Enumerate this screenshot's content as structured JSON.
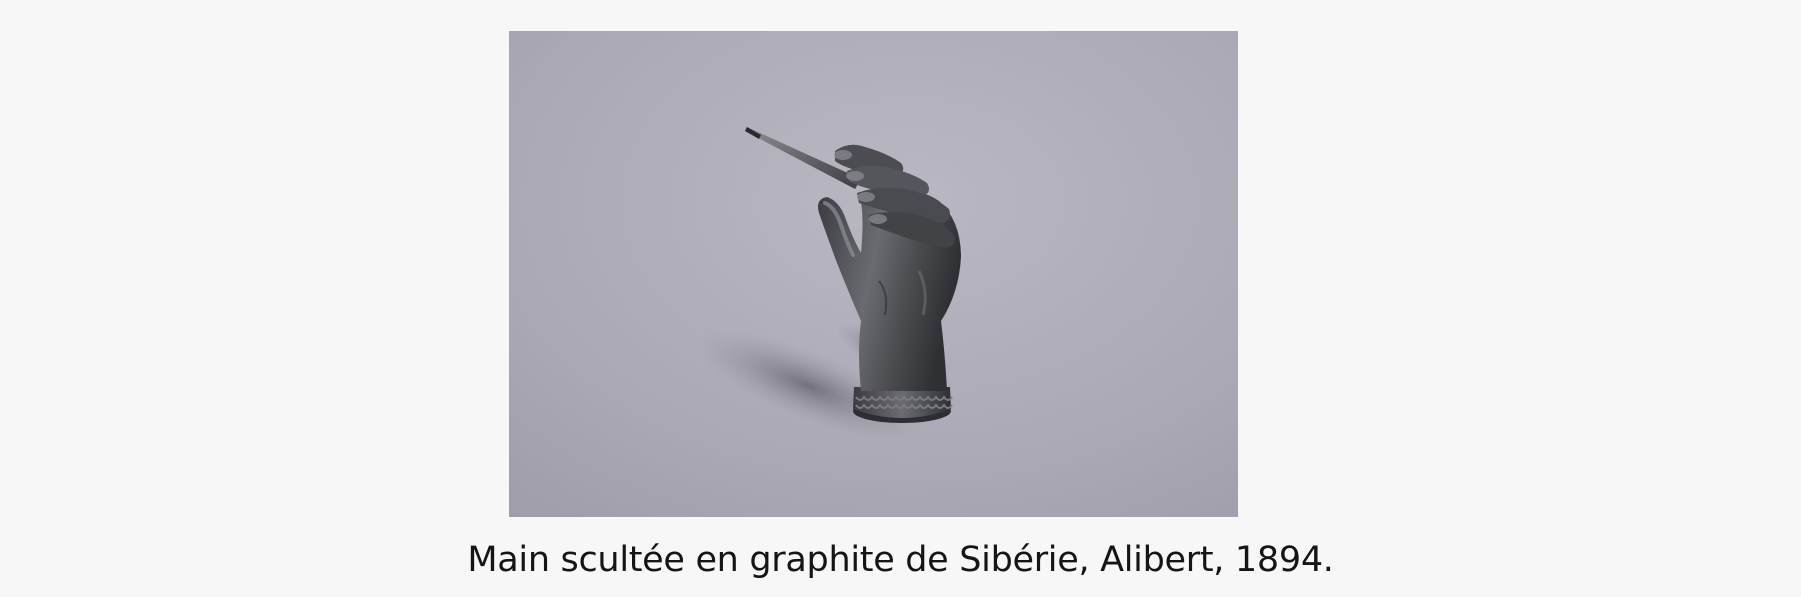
{
  "figure": {
    "image": {
      "subject": "graphite-hand-sculpture-holding-pencil",
      "background_color": "#aaa8b3",
      "object_color": "#4a4b4f"
    },
    "caption": "Main scultée en graphite de Sibérie, Alibert, 1894."
  }
}
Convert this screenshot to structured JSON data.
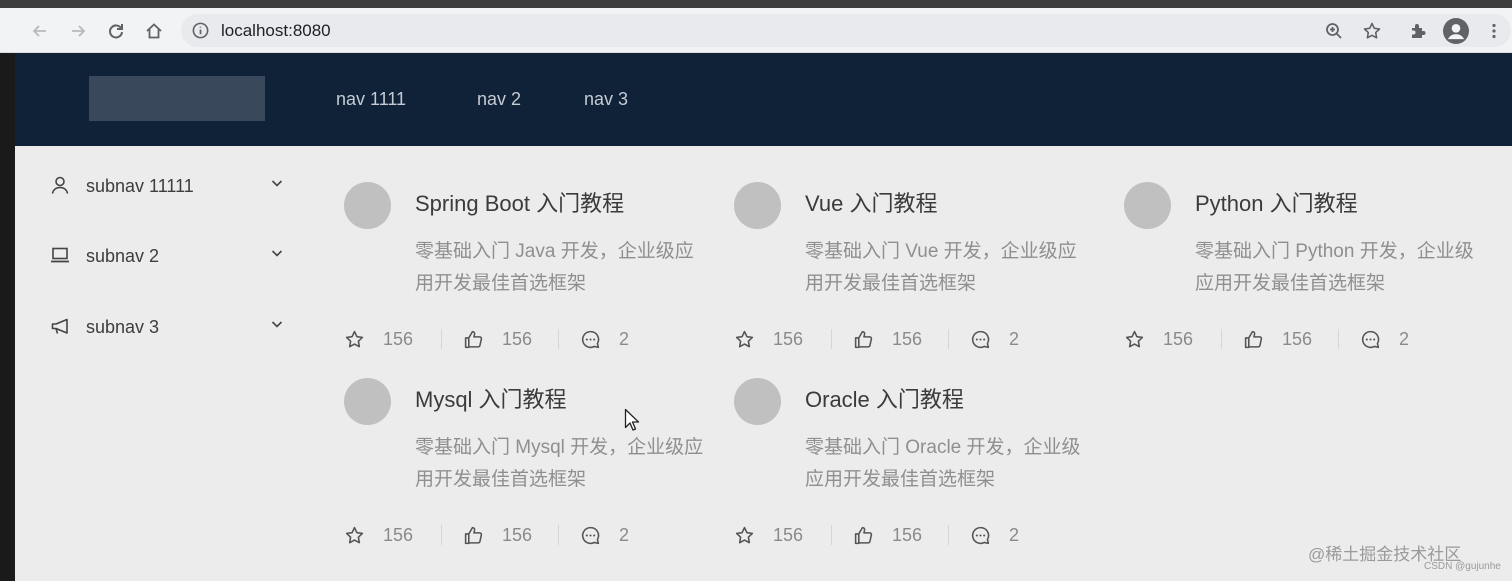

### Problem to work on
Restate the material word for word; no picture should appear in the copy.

### Solution to this problem
Enumerate this screenshot's content as structured JSON.
{
  "figure": {
    "image": {
      "subject": "graphite-hand-sculpture-holding-pencil",
      "background_color": "#aaa8b3",
      "object_color": "#4a4b4f"
    },
    "caption": "Main scultée en graphite de Sibérie, Alibert, 1894."
  }
}
Convert this screenshot to structured JSON data.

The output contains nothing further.